ABOUT THIS TASK:
Among the entries that follow, how many lines contain the string "bool"? Answer with that number only.

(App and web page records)
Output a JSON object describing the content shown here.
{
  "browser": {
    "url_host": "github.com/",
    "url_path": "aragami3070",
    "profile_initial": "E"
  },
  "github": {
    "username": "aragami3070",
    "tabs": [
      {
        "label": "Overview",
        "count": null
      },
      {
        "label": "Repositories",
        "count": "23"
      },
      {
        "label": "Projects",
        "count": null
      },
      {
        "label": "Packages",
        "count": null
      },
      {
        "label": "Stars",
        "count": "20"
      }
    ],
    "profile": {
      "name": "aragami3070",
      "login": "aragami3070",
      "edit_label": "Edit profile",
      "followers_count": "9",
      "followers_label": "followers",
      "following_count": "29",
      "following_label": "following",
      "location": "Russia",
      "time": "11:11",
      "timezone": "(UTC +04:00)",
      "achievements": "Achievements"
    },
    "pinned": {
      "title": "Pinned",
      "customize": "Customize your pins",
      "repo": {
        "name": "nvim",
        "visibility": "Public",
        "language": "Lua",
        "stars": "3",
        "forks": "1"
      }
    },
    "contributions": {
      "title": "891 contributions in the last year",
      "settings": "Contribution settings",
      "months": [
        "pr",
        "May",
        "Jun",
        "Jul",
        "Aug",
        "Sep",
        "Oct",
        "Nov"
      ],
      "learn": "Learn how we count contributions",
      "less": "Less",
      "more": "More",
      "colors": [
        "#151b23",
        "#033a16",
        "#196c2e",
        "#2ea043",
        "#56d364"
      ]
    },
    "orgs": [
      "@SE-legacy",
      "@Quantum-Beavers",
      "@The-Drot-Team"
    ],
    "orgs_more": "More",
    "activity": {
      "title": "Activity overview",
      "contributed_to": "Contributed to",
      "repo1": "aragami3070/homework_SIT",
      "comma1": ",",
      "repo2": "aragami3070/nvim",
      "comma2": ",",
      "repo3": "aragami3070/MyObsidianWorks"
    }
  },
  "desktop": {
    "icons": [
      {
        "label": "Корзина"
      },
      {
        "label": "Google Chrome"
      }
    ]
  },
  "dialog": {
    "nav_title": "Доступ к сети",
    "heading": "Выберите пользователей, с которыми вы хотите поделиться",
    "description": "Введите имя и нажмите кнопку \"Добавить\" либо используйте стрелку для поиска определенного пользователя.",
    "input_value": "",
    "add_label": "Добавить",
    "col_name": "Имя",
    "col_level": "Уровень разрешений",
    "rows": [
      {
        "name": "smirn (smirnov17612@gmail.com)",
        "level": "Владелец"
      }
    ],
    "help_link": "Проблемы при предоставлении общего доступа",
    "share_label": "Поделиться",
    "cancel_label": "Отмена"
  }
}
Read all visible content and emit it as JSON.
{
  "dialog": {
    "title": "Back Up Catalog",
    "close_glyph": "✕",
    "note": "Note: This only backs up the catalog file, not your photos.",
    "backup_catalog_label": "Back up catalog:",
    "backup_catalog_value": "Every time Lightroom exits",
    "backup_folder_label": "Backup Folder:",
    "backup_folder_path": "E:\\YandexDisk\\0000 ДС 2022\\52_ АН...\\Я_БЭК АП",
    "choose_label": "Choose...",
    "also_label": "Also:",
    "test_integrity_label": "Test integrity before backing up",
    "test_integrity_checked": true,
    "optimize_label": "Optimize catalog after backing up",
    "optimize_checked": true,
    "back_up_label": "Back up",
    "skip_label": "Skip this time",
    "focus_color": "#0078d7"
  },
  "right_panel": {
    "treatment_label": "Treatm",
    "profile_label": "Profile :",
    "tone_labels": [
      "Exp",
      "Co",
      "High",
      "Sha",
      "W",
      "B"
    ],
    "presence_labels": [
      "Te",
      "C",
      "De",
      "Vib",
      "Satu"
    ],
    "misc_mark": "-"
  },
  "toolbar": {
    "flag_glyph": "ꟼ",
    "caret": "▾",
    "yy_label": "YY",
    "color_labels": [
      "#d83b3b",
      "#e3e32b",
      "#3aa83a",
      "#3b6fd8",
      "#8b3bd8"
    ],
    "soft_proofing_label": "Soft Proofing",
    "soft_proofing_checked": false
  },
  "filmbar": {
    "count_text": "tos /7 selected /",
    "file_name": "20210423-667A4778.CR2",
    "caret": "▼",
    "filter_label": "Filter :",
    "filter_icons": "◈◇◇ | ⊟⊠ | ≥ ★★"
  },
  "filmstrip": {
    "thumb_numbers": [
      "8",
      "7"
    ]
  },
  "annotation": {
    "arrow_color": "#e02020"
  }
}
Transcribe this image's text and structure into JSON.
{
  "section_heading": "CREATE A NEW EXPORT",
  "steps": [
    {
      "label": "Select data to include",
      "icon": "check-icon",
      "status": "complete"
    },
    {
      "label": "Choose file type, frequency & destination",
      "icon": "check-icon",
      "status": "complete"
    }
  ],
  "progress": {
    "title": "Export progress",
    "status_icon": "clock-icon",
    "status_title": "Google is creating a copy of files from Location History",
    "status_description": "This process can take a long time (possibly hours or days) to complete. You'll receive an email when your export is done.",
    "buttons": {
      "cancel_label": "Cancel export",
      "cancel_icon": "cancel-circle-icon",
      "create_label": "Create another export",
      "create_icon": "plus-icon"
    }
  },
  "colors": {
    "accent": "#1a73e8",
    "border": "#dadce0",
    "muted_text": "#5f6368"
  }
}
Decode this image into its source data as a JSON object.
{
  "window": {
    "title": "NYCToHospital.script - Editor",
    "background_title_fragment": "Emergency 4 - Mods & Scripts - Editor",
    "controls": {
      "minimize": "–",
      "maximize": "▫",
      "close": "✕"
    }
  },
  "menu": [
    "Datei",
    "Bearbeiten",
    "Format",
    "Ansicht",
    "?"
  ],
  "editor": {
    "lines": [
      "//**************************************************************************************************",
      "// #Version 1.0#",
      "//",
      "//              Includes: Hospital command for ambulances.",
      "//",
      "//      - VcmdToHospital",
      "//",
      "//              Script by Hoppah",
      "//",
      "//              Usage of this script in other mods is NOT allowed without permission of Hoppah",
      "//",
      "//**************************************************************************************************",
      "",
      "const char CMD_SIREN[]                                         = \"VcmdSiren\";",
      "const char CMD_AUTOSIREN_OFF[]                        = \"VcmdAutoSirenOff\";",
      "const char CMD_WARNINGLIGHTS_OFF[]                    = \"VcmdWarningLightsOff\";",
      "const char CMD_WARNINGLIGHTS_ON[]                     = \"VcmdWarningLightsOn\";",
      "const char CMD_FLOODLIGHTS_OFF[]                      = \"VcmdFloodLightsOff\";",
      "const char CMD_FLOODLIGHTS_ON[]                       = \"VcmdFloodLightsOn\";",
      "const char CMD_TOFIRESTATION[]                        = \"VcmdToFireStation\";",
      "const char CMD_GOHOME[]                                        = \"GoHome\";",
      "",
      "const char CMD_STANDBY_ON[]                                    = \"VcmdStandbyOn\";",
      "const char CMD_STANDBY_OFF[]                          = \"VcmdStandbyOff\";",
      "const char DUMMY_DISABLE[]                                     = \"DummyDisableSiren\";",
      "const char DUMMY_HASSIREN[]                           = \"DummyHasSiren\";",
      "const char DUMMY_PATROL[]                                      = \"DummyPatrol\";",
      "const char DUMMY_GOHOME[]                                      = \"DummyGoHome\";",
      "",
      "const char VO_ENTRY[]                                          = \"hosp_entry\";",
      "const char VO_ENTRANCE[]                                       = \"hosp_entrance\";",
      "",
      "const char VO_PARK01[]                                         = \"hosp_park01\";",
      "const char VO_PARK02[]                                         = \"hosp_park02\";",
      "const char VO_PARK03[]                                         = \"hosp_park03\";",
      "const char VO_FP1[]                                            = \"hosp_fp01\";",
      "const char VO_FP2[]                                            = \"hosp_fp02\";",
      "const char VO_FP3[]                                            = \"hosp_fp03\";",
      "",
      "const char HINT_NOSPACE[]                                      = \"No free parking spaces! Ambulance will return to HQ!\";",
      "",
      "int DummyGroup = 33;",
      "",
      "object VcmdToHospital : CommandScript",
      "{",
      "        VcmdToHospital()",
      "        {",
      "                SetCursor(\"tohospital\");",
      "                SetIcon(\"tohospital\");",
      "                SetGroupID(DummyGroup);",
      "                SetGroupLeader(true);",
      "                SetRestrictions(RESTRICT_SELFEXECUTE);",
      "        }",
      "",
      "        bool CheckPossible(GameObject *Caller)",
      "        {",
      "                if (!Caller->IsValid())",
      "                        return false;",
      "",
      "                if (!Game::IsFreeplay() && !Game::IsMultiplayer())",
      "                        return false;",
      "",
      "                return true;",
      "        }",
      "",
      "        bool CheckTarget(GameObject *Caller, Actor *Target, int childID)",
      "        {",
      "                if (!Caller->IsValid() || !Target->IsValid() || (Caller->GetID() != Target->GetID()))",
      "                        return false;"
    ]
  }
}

ANSWER TO THE EXERCISE:
2